Data items:

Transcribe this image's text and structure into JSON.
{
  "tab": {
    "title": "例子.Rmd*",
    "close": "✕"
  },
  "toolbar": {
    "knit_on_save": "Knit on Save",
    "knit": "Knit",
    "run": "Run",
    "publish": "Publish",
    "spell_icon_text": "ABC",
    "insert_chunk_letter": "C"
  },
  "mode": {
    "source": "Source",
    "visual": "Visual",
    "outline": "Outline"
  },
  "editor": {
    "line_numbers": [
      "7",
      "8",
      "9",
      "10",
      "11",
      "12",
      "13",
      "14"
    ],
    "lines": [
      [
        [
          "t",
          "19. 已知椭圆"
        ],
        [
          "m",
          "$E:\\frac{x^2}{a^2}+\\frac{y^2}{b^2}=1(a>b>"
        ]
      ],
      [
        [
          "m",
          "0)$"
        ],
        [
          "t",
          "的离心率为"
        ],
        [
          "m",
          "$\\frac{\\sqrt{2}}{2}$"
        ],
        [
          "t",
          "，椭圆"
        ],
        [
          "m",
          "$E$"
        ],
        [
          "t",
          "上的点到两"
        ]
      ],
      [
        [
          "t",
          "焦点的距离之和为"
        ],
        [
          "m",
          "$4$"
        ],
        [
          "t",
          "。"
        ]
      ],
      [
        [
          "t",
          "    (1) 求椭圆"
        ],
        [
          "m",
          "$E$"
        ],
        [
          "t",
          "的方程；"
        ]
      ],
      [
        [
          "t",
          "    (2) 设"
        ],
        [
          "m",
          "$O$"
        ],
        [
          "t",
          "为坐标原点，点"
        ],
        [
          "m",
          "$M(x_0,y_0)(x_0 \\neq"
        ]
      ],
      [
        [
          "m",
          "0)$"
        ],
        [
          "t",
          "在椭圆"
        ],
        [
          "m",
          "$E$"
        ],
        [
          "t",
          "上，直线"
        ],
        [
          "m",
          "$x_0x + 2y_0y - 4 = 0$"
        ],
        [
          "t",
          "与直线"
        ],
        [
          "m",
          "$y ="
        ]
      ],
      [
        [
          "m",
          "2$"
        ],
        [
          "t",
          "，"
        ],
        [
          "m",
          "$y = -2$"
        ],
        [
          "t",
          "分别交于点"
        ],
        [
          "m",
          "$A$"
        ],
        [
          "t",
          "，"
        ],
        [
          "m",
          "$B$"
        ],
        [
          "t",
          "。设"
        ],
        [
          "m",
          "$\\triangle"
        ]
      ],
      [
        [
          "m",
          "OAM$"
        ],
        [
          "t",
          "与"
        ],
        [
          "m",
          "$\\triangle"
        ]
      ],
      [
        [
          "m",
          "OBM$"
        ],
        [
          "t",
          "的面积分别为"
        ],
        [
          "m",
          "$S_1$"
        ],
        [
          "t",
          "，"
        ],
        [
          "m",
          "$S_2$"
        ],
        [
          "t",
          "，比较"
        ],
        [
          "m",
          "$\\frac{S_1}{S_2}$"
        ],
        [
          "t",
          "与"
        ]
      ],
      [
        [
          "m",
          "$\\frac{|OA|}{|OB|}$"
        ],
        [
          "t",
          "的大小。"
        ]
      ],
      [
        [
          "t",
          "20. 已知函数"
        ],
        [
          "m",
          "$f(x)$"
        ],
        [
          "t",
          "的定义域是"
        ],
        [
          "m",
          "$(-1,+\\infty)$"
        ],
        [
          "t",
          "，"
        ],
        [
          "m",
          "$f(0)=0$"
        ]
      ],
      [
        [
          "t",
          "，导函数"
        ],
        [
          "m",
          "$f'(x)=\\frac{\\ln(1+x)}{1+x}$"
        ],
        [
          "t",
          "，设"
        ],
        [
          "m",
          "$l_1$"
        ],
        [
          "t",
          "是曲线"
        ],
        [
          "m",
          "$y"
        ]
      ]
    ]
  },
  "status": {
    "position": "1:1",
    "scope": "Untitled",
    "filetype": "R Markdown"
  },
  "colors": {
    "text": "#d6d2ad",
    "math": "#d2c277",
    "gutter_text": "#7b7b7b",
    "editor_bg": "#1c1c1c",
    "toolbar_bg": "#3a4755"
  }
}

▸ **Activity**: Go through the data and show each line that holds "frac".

▸ **Answer area**:
          "$E:\\frac{x^2}{a^2}+\\frac{y^2}{b^2}=1(a>b>"
          "$\\frac{\\sqrt{2}}{2}$"
          "$\\frac{S_1}{S_2}$"
          "$\\frac{|OA|}{|OB|}$"
          "$f'(x)=\\frac{\\ln(1+x)}{1+x}$"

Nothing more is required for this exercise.